__EXERCISE DATA__
================================

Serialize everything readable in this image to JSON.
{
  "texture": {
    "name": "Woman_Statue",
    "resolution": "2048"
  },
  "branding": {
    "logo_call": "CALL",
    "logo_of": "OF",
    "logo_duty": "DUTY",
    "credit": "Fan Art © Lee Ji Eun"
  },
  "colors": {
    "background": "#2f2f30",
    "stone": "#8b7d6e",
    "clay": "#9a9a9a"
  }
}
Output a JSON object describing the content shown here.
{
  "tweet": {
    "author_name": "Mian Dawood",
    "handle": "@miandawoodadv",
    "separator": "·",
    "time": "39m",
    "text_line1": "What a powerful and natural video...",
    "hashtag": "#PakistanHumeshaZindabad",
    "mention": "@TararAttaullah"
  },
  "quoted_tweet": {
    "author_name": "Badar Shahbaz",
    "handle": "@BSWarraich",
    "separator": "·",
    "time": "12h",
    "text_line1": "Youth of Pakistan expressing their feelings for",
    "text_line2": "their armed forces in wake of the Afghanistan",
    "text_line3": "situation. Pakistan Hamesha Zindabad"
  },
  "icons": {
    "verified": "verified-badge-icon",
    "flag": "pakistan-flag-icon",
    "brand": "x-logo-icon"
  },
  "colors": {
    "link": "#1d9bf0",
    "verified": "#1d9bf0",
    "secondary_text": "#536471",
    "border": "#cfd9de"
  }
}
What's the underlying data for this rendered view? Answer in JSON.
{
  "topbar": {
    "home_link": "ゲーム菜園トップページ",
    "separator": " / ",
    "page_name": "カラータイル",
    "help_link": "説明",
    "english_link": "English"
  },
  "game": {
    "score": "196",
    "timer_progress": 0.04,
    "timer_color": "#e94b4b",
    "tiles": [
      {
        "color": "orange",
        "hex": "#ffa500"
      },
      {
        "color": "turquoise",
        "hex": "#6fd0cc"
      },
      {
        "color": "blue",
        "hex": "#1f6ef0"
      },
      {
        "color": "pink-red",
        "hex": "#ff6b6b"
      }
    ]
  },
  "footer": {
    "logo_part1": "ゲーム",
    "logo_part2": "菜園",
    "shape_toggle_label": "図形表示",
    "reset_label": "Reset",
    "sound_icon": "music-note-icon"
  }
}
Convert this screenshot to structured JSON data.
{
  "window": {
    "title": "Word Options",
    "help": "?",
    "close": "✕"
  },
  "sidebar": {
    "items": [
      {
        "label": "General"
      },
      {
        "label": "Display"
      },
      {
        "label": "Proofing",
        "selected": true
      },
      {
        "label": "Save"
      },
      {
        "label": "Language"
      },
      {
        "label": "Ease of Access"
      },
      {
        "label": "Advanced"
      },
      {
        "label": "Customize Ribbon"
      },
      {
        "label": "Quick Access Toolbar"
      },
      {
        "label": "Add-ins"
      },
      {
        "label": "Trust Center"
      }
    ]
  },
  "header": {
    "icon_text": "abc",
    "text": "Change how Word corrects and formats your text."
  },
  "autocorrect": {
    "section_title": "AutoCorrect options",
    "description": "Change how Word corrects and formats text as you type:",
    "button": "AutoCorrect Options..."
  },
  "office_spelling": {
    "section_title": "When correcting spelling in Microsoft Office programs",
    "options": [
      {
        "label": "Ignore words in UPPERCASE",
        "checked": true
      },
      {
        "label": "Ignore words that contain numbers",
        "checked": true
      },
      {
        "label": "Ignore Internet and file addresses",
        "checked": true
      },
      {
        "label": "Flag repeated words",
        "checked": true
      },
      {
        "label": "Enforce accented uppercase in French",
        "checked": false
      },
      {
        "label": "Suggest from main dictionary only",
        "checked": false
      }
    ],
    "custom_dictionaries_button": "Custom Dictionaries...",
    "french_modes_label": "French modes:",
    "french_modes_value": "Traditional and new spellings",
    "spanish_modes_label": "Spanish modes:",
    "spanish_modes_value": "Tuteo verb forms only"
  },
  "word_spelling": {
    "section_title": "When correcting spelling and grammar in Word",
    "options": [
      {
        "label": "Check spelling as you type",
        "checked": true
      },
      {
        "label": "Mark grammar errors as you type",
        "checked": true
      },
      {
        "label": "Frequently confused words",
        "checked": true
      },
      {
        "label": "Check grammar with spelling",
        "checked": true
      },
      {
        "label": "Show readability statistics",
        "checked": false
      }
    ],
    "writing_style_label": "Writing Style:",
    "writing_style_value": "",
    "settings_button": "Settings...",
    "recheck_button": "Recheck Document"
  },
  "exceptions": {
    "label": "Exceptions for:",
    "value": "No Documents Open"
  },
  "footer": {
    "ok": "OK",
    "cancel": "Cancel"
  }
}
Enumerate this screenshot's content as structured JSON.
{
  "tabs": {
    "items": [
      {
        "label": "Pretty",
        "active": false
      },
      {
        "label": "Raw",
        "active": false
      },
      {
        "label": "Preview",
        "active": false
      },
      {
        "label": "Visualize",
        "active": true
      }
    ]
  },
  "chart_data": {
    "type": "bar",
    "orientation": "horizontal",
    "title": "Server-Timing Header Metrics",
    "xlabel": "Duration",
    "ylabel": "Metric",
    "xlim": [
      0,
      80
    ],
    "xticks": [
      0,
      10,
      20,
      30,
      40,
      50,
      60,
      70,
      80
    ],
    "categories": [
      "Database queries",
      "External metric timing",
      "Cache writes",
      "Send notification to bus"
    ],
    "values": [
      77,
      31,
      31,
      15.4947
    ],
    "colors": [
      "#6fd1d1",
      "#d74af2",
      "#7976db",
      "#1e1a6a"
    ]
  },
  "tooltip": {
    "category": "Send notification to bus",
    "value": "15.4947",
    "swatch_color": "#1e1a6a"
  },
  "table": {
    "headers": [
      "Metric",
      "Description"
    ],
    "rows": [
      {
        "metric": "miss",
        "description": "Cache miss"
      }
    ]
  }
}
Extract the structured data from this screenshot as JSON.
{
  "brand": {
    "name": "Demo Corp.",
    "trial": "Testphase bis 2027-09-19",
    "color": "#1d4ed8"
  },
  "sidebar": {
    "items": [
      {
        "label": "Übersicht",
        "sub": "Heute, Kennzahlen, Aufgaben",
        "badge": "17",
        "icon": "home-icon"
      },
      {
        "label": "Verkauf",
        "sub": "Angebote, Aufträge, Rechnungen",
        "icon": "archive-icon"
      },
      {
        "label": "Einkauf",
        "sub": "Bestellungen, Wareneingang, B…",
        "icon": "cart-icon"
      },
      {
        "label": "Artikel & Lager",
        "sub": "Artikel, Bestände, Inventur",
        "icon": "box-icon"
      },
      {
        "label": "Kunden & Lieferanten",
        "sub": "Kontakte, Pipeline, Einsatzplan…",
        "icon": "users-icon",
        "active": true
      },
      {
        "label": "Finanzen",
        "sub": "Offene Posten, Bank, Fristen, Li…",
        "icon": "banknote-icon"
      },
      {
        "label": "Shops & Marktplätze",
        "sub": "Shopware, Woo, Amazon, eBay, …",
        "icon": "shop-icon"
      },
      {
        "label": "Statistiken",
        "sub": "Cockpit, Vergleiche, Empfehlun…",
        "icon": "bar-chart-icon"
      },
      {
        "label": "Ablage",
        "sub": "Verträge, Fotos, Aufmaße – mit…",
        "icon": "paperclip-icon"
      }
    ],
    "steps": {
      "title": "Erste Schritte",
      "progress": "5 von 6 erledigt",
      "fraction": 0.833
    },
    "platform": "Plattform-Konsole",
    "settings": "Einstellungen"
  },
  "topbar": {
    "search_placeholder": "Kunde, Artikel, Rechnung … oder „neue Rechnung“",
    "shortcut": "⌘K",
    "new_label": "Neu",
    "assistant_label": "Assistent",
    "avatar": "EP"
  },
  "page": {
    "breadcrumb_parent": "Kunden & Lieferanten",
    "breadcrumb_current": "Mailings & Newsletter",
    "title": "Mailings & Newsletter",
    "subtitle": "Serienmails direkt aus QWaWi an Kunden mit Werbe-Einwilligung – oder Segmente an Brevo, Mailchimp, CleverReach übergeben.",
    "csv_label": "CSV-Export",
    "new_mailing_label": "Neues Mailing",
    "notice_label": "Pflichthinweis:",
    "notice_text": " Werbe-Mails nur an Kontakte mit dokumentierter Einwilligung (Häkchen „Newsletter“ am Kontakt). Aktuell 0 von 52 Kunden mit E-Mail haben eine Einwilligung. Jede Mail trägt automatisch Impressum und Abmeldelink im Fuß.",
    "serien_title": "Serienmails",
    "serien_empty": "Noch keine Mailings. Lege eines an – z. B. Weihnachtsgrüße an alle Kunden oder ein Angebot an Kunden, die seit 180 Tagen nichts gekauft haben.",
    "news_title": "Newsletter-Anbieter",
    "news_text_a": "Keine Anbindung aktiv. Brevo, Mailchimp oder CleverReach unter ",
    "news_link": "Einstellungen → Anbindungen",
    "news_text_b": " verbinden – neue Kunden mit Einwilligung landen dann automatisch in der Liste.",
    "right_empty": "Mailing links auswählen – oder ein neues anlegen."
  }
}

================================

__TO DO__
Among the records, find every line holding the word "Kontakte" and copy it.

__YOUR RESPONSE__
        "sub": "Kontakte, Pipeline, Einsatzplan…",
    "notice_text": " Werbe-Mails nur an Kontakte mit dokumentierter Einwilligung (Häkchen „Newsletter“ am Kontakt). Aktuell 0 von 52 Kunden mit E-Mail haben eine Einwilligung. Jede Mail trägt automatisch Impressum und Abmeldelink im Fuß.",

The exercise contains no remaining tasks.